**TASK REQUIREMENTS:**
Write out, word for word, every line from the one containing "What's the underlying" through the last line of the records below, both ends included.
-=-=-
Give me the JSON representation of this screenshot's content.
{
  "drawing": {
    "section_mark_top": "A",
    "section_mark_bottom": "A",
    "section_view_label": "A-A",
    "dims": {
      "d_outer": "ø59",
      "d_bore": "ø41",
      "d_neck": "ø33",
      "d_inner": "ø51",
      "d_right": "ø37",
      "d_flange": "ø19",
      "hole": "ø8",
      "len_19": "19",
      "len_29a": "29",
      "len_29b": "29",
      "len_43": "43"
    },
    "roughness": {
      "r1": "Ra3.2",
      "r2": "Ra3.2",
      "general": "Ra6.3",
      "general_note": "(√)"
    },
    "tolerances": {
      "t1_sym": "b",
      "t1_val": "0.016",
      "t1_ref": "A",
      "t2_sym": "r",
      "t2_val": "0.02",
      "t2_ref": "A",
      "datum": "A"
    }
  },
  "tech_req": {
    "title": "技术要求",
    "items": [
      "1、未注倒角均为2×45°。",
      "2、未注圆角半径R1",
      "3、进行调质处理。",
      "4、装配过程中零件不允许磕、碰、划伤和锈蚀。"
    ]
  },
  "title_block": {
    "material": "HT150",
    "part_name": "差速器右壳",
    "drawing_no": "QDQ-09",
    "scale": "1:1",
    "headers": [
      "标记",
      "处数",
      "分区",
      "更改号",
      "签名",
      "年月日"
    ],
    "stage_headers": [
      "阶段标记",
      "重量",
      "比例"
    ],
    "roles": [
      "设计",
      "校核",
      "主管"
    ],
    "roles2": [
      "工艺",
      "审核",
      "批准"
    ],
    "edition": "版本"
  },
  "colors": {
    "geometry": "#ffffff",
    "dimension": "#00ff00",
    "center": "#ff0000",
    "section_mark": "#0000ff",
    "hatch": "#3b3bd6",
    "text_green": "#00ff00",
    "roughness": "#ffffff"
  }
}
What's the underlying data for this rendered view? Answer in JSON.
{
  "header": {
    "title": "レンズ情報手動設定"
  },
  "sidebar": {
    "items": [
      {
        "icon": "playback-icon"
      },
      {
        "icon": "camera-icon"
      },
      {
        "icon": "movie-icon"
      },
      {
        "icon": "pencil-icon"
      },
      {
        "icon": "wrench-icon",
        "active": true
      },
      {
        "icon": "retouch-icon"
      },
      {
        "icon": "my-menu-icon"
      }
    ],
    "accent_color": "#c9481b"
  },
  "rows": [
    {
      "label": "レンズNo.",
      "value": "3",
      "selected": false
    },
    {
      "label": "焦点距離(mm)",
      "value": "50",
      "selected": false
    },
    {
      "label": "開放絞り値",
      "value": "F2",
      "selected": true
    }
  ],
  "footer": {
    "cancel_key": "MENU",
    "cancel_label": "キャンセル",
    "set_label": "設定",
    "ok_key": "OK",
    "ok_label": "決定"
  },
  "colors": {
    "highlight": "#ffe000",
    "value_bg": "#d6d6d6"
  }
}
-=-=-
**ANSWER TO THIS PROBLEM:**
What's the underlying data for this rendered view? Answer in JSON.
{
  "header": {
    "title": "レンズ情報手動設定"
  },
  "sidebar": {
    "items": [
      {
        "icon": "playback-icon"
      },
      {
        "icon": "camera-icon"
      },
      {
        "icon": "movie-icon"
      },
      {
        "icon": "pencil-icon"
      },
      {
        "icon": "wrench-icon",
        "active": true
      },
      {
        "icon": "retouch-icon"
      },
      {
        "icon": "my-menu-icon"
      }
    ],
    "accent_color": "#c9481b"
  },
  "rows": [
    {
      "label": "レンズNo.",
      "value": "3",
      "selected": false
    },
    {
      "label": "焦点距離(mm)",
      "value": "50",
      "selected": false
    },
    {
      "label": "開放絞り値",
      "value": "F2",
      "selected": true
    }
  ],
  "footer": {
    "cancel_key": "MENU",
    "cancel_label": "キャンセル",
    "set_label": "設定",
    "ok_key": "OK",
    "ok_label": "決定"
  },
  "colors": {
    "highlight": "#ffe000",
    "value_bg": "#d6d6d6"
  }
}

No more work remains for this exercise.